A comprehensive overview on antibody-drug conjugates: from the conceptualization to cancer therapy
Antibody-Drug Conjugates (ADCs) represent an innovative class of potent anti-cancer compounds that are widely used in the treatment of hematologic malignancies and solid tumors. Unlike conventional chemotherapeutic drug-based therapies, that are mainly associated with modest specificity and therapeutic benefit, the three key components that form an ADC (a monoclonal antibody bound to a cytotoxic drug via a chemical linker moiety) achieve remarkable improvement in terms of targeted killing of cancer cells and, while sparing healthy tissues, a reduction in systemic side effects caused by off-tumor toxicity.

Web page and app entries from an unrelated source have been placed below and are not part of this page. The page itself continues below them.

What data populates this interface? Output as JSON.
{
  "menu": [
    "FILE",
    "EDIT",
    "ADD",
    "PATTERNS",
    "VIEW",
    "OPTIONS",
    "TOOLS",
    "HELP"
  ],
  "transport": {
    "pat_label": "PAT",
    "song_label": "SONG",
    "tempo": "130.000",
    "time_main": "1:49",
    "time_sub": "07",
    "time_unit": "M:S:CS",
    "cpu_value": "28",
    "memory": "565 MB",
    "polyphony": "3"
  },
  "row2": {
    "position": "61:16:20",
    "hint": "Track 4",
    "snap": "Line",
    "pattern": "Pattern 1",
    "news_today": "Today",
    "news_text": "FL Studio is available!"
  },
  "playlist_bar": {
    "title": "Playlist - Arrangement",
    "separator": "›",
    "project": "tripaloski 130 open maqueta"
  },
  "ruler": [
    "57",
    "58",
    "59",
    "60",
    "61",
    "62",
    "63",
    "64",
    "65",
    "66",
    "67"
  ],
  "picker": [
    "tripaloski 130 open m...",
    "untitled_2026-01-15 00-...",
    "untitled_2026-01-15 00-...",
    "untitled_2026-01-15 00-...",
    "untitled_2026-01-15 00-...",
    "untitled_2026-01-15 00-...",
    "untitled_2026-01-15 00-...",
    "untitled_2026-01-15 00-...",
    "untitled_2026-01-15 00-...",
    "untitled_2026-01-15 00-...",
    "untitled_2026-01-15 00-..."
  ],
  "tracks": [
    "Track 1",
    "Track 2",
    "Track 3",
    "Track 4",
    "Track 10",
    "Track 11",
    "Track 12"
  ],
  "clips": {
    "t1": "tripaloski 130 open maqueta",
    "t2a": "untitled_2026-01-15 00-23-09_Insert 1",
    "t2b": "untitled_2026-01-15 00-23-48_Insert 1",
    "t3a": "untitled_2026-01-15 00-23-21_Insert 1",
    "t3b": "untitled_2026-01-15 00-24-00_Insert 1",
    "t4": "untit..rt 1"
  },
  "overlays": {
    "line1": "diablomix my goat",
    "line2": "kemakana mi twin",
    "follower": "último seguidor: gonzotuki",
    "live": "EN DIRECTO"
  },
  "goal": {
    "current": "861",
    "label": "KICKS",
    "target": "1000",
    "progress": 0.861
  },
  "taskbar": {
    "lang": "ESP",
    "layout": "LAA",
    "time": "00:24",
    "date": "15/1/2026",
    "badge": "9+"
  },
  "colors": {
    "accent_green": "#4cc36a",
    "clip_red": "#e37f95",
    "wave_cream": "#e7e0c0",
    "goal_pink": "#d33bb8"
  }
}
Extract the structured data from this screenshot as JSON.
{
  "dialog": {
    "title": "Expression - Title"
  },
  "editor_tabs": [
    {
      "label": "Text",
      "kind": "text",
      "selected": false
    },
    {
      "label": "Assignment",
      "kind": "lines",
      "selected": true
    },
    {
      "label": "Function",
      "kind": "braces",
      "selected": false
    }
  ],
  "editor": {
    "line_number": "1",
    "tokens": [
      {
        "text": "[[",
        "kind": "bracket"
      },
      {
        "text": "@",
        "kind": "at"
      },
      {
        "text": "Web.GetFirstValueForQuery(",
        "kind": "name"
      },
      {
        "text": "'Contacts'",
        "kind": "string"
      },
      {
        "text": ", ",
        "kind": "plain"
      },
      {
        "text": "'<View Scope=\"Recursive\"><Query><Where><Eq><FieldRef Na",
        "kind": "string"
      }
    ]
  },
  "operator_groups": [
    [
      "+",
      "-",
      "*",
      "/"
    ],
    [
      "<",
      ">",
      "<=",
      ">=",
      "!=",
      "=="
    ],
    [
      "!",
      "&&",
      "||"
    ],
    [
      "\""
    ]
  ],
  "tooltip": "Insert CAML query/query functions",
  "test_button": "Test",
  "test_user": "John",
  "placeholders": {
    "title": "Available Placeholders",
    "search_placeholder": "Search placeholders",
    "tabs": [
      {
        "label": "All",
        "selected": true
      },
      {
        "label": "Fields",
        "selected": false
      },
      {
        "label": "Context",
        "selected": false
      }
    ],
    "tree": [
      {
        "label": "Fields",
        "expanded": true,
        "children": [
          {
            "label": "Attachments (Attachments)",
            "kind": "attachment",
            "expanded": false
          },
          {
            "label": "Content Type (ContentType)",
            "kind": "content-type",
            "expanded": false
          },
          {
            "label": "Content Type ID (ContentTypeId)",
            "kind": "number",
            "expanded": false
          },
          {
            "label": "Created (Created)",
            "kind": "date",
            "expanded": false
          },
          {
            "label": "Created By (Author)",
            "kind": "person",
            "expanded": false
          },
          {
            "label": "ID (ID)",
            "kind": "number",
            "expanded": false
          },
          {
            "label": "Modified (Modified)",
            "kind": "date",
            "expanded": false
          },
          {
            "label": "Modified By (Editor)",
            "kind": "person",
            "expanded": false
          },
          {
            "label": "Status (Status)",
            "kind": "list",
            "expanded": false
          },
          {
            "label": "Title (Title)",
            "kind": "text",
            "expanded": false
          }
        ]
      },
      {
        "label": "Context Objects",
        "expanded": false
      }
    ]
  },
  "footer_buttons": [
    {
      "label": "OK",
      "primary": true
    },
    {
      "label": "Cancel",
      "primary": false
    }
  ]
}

Based on their beneficial mechanism of action, 15 ADCs have been approved to date by the market approval by the Food and Drug Administration (FDA), the European Medicines Agency (EMA) and/or other international governmental agencies for use in clinical oncology, and hundreds are undergoing evaluation in the preclinical and clinical phases. Here, our aim is to provide a comprehensive overview of the key features revolving around ADC therapeutic strategy including their structural and targeting properties, mechanism of action, the role of the tumor microenvironment and review the approved ADCs in clinical oncology, providing discussion regarding their toxicity profile, clinical manifestations and use in novel combination therapies. Finally, we briefly review ADCs in other pathological contexts and provide key information regarding ADC manufacturing and analytical characterization.